Andy Dufresne, played by Tim Robbins, doesn’t look so clean when he emerges, but at least he’s free.
We wonder if former Missouri Gov. Eric Greitens felt a similar sensation in the wake of a favorable court ruling last week. A Cole County judge ruled that Greitens didn’t violate Missouri’s Sunshine Law when he and his staff used a shady app that automatically destroys text messages.
The judge ruled that use of the app, known as Confide, didn’t subvert state law covering the retention of government records.
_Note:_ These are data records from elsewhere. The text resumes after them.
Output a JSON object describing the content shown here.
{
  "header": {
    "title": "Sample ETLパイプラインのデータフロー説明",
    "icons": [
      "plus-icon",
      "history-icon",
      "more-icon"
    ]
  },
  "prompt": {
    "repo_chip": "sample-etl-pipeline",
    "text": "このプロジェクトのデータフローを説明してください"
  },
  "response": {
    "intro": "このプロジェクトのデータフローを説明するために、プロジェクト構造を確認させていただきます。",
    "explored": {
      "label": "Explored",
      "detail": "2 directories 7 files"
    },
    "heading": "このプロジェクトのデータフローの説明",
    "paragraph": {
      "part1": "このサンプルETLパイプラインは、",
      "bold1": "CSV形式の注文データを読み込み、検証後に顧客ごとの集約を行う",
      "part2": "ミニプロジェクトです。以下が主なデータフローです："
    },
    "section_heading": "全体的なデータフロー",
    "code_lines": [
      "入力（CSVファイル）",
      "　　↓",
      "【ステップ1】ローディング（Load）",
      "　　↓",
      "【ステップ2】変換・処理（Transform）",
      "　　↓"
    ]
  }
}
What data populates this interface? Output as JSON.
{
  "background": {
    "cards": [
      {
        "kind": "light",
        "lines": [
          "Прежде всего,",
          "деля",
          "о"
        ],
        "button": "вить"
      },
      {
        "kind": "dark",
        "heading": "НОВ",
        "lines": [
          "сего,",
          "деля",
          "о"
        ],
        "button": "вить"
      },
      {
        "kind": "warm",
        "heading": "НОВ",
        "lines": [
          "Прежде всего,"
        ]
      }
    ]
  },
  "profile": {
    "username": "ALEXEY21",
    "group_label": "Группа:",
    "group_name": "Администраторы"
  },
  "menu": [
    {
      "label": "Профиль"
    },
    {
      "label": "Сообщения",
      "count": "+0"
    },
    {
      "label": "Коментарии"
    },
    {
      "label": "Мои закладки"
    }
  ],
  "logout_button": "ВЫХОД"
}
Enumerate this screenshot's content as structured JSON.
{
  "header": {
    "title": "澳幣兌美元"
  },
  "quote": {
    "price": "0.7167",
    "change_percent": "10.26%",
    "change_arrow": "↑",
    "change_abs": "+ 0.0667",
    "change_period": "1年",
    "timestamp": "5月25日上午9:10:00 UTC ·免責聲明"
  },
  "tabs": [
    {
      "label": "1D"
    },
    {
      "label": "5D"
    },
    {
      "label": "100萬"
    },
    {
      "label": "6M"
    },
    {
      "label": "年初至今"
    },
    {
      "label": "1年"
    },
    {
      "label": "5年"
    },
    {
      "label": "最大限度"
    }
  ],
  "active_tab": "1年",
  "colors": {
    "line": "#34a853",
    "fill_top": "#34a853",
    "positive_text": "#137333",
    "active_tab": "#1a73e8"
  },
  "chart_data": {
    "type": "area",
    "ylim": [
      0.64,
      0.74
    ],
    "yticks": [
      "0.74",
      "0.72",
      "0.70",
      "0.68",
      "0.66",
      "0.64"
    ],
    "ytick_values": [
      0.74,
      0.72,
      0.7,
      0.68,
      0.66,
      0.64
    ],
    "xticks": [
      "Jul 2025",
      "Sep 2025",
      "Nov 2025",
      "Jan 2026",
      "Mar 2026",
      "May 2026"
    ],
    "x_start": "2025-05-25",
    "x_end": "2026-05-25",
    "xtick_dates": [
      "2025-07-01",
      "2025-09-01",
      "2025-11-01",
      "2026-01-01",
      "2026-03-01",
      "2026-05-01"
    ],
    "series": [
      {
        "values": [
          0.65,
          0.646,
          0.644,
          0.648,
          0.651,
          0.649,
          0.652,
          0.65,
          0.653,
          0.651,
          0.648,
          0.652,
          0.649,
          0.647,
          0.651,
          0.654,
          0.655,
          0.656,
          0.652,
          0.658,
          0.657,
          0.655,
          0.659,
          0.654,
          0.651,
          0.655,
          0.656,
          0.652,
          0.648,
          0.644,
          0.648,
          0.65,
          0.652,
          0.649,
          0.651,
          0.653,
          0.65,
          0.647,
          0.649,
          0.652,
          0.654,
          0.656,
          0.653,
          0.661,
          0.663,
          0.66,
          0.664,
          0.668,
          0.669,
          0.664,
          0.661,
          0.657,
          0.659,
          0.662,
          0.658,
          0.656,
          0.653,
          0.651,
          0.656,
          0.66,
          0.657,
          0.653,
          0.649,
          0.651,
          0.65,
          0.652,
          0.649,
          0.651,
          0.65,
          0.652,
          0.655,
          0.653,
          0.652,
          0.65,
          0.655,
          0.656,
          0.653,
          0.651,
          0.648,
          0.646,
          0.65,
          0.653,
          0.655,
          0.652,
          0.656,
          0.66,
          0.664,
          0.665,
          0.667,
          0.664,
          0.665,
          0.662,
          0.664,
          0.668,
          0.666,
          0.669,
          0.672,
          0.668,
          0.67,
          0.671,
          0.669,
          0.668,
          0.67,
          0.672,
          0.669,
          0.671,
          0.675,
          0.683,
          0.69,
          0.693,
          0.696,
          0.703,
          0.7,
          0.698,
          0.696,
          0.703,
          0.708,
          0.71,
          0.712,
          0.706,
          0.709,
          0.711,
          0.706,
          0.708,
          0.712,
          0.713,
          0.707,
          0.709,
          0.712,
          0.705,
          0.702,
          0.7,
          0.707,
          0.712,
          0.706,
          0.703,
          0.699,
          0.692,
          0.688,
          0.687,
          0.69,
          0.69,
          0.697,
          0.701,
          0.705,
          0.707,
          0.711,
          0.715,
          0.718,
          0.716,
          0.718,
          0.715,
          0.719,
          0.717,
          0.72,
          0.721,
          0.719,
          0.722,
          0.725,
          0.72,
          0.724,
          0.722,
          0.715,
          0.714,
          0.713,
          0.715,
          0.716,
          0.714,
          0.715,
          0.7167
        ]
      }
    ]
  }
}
That’s because, in this case, communication between certain government employees, including the state’s top executive at the time, was never officially retained in the first place.
Perhaps this ruling is a legally correct interpretation of state law meant to facilitate open government, but it can’t cover up the stench created by the use of technology that’s clearly meant to circumvent transparency.
Before his resignation last year, Greitens’ brief tenure as governor featured a strong tendency toward secrecy, including a dark-money nonprofit with mystery contributors and an app that amounted to the digital equivalent of taking a match to official correspondence.
In a post-Greitens era, Missouri Republicans seem almost queasy when recalling this legacy. The offices of Attorney General Eric Schmitt and Gov. Mike Parson have signed agreements to prohibit the use of text-destroying apps for official use.
These are positive steps, but they amount to Band-Aids that easily can be ripped off if a future administration feels it has something to hide. The best response to the Cole County ruling is legislative action next year to prohibit the use of Confide and similar apps in government business.
The House passed a ban on those kinds of apps in the last session, but the measure couldn’t gain traction in the Senate. At times, the legislation was bogged down in controversy about the release of personal information in correspondence between lawmakers and private citizens.
The release of information and the destruction of information are different issues. In 2019, lawmakers should take another stab at deleting these apps.
If they fail to act, elected leaders run the risk of being overtaken by advances in technology and the public’s clear and consistent preference for open government. Remember that failure to pass simple curbs on gifts from lobbyists led to a voter-led initiative with all kinds of baggage attached.
Escaping from the pipe is only half the battle. When it comes to these apps, now is the time to turn on the hose.